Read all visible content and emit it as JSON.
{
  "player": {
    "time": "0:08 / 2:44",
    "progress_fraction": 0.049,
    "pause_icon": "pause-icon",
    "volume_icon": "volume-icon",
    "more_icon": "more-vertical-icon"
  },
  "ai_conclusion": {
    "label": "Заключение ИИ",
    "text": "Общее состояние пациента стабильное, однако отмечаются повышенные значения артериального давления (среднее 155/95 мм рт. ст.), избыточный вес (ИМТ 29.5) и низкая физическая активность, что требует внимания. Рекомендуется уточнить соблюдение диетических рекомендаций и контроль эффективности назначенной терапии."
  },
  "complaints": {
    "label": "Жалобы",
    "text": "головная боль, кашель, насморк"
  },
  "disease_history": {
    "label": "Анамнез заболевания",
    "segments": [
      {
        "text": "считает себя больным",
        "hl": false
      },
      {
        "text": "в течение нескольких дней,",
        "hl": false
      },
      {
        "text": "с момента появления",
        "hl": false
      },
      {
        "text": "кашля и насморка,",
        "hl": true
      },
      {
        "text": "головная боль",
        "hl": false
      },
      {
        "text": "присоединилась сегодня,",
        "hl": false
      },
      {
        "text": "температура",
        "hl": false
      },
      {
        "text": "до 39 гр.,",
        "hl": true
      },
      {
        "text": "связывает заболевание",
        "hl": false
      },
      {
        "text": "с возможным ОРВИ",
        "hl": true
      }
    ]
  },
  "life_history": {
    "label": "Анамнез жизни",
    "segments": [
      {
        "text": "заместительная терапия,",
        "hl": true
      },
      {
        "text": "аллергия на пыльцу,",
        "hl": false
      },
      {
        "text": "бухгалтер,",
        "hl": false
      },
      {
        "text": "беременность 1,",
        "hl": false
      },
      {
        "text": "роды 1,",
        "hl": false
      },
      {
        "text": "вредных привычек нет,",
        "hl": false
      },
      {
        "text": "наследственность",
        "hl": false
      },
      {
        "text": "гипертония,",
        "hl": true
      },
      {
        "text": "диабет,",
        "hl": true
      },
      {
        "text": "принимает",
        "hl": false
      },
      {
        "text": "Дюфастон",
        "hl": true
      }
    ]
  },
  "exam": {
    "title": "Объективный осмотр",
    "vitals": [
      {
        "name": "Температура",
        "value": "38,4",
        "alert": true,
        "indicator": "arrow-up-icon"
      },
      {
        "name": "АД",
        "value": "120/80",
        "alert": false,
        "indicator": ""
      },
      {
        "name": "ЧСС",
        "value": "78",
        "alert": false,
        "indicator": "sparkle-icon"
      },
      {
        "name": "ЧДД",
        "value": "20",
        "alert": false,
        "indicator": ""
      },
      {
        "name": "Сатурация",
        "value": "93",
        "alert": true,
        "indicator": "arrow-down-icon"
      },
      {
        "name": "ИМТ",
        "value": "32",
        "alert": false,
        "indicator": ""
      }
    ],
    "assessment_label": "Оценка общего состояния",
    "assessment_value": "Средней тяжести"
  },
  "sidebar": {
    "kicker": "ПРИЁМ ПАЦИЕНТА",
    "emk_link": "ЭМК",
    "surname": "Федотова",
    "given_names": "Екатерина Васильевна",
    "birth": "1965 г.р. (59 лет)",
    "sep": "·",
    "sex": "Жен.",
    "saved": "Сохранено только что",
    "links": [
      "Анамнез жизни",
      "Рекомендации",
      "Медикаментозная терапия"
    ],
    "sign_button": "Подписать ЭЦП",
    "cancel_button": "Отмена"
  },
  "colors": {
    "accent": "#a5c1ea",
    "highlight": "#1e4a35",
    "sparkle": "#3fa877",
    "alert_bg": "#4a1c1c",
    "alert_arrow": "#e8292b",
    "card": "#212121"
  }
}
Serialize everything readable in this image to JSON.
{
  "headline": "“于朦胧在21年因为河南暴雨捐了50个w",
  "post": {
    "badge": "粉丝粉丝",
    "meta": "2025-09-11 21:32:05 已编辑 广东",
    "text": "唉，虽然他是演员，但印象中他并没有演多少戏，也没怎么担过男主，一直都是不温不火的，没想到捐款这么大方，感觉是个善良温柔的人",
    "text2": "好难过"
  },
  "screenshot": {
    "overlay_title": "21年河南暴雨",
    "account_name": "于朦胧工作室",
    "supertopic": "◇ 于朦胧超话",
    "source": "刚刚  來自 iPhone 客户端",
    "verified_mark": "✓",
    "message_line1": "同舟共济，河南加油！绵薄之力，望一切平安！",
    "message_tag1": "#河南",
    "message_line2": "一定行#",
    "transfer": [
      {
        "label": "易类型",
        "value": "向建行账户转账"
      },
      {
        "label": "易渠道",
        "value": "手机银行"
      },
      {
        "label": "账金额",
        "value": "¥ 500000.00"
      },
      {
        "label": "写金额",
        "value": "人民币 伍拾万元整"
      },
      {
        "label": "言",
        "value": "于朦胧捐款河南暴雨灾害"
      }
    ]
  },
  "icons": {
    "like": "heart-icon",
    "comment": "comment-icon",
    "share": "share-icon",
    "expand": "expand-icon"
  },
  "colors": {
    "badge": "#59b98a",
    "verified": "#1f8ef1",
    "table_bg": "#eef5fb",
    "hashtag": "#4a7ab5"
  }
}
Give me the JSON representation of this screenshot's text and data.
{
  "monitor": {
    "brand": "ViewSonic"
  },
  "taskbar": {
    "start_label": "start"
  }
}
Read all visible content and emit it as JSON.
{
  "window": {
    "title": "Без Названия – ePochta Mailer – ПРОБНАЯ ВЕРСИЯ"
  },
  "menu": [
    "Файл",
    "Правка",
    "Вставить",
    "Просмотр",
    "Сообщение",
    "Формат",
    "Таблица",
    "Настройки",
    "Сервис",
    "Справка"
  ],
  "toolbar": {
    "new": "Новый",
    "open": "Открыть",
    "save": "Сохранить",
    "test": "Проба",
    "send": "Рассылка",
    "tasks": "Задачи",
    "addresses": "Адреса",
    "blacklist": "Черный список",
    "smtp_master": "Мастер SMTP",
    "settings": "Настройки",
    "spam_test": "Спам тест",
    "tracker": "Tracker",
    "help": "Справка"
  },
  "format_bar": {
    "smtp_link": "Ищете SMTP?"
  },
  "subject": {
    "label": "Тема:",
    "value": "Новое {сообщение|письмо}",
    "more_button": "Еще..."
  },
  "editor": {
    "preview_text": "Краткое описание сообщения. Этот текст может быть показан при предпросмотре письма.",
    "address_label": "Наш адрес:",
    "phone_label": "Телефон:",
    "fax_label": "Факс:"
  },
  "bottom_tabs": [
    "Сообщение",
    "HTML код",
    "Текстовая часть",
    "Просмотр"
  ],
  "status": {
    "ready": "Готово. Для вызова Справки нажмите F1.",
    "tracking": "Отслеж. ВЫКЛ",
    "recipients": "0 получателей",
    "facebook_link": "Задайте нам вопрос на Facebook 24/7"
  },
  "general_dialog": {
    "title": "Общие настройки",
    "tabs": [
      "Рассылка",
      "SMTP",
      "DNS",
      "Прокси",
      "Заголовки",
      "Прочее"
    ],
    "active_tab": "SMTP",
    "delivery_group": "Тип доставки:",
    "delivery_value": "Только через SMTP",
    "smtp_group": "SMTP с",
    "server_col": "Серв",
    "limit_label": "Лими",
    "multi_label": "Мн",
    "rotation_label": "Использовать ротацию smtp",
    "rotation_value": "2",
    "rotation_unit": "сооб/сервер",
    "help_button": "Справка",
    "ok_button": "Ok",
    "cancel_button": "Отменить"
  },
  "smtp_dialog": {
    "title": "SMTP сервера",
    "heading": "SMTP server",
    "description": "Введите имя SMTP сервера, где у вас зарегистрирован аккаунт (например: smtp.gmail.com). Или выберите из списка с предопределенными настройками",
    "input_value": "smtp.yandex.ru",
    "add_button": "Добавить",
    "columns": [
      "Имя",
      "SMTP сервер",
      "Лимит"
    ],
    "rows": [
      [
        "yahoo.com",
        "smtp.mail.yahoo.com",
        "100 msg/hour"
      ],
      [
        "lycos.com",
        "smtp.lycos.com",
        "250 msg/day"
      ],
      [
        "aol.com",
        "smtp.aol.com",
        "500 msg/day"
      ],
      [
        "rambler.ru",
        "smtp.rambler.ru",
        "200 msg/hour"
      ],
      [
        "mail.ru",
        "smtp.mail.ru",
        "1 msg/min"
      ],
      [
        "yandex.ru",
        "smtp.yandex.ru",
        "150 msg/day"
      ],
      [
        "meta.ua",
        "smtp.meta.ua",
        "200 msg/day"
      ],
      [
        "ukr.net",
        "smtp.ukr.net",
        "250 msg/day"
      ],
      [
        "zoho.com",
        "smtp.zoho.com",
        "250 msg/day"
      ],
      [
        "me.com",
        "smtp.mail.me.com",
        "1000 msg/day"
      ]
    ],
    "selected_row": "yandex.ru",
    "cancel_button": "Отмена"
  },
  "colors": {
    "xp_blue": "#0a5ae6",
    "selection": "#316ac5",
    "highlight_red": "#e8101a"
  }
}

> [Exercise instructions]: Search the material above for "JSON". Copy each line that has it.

> [Task answer]:
Read all visible content and emit it as JSON.
Serialize everything readable in this image to JSON.
Give me the JSON representation of this screenshot's text and data.
Read all visible content and emit it as JSON.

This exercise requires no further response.